This inheritance tax loophole allows unlimited gifts – take advantage before it’s axed


You’re not dreaming: finally someone has proposed some sensible changes to Britain’s maddening inheritance tax system.

No, I’m not talking about the Labour Party’s plan to do away with IHT altogether – which would just see it replaced with a much more ruinous “lifetime gifts tax” – but the proposals made by the Office of Tax Simplification.

Earlier today we explained how the OTS, an independent advisory body, has called for a radical overhaul of death duties. And a long time coming it is, too.

Whatever your views about the philosophical case for taxing assets as they pass down the generations, even the most wonkish accountant would agree the current hodgepodge of rules is all but impossible for a humble executor to navigate alone.

Most important among the OTS’s many suggested remedies is an increase in the annual cap on tax-free gifts, which was last raised in the year the Prince of Wales and Lady Diana Spencer got married.

If the Government adopts the proposals, as is more than likely given that it commissioned the study, the cap is expected to more than treble and allow families to pass on their wealth more simply than ever.

At the moment, thousands of families are being pushed towards questionable law firms touting “IHT-free” trusts or investing in volatile shares listed on London’s junior stock market, which normally qualify for relief.

But as part of this much-needed clearing-up of the gifting system, we may lose one of the most valuable, if least known, perks. The exemption for “normal gifts out of income” is little understood and consequently barely used. Just 579 estates made a claim using the perk in 2015-16, the latest year for which figures are available.

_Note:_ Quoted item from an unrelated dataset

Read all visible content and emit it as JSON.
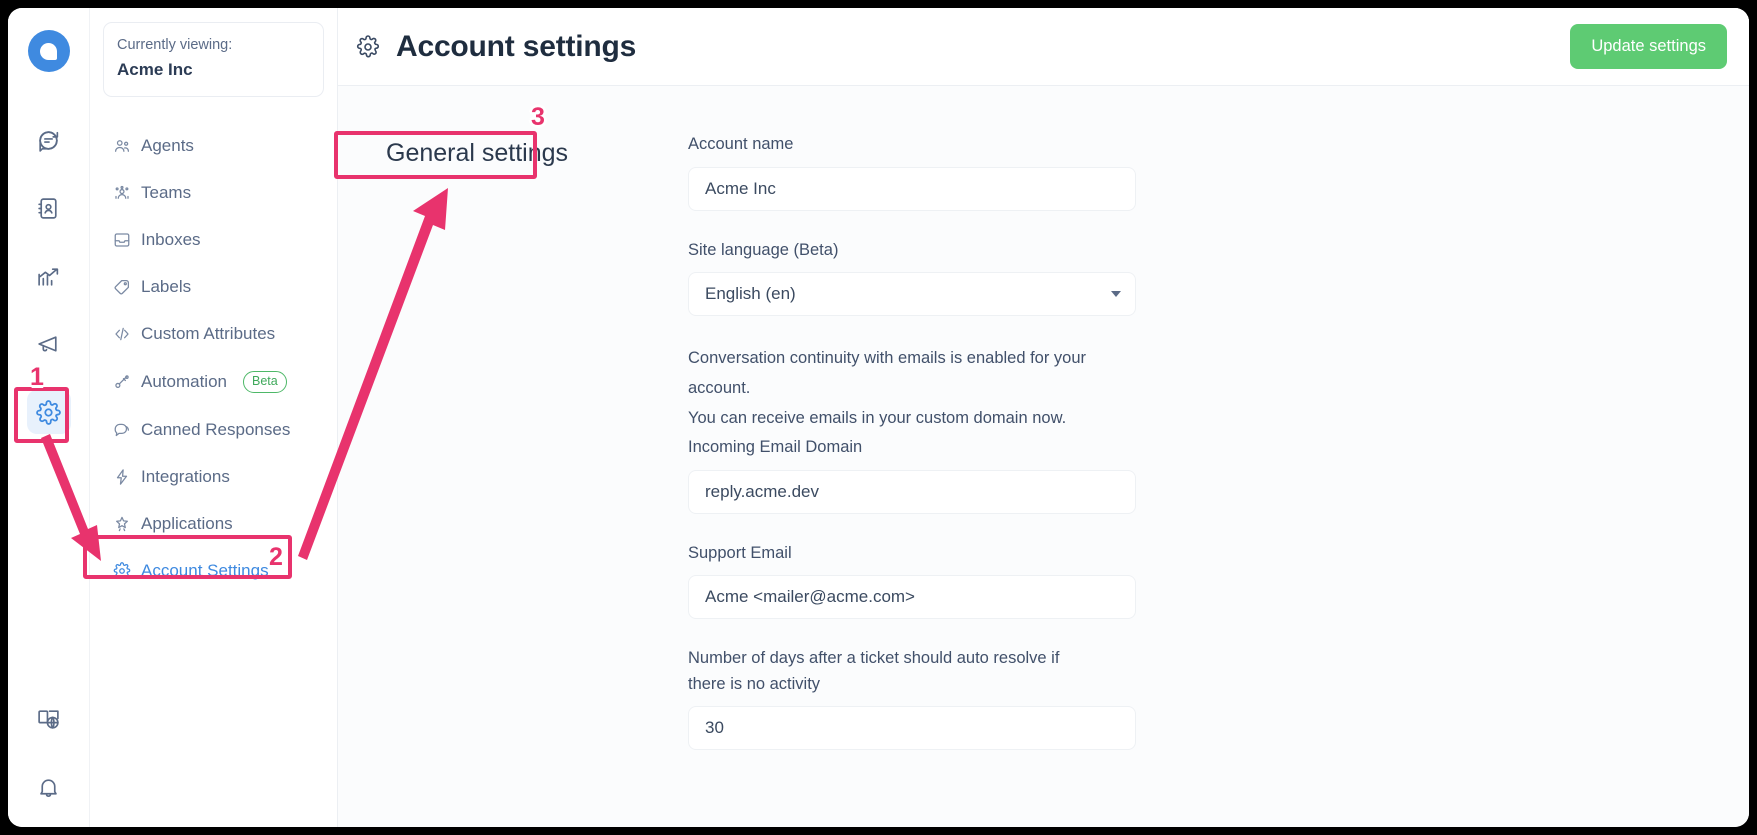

Unlike the conventional gifting allowance, there is no monetary limit – yes, you can give away as much as like.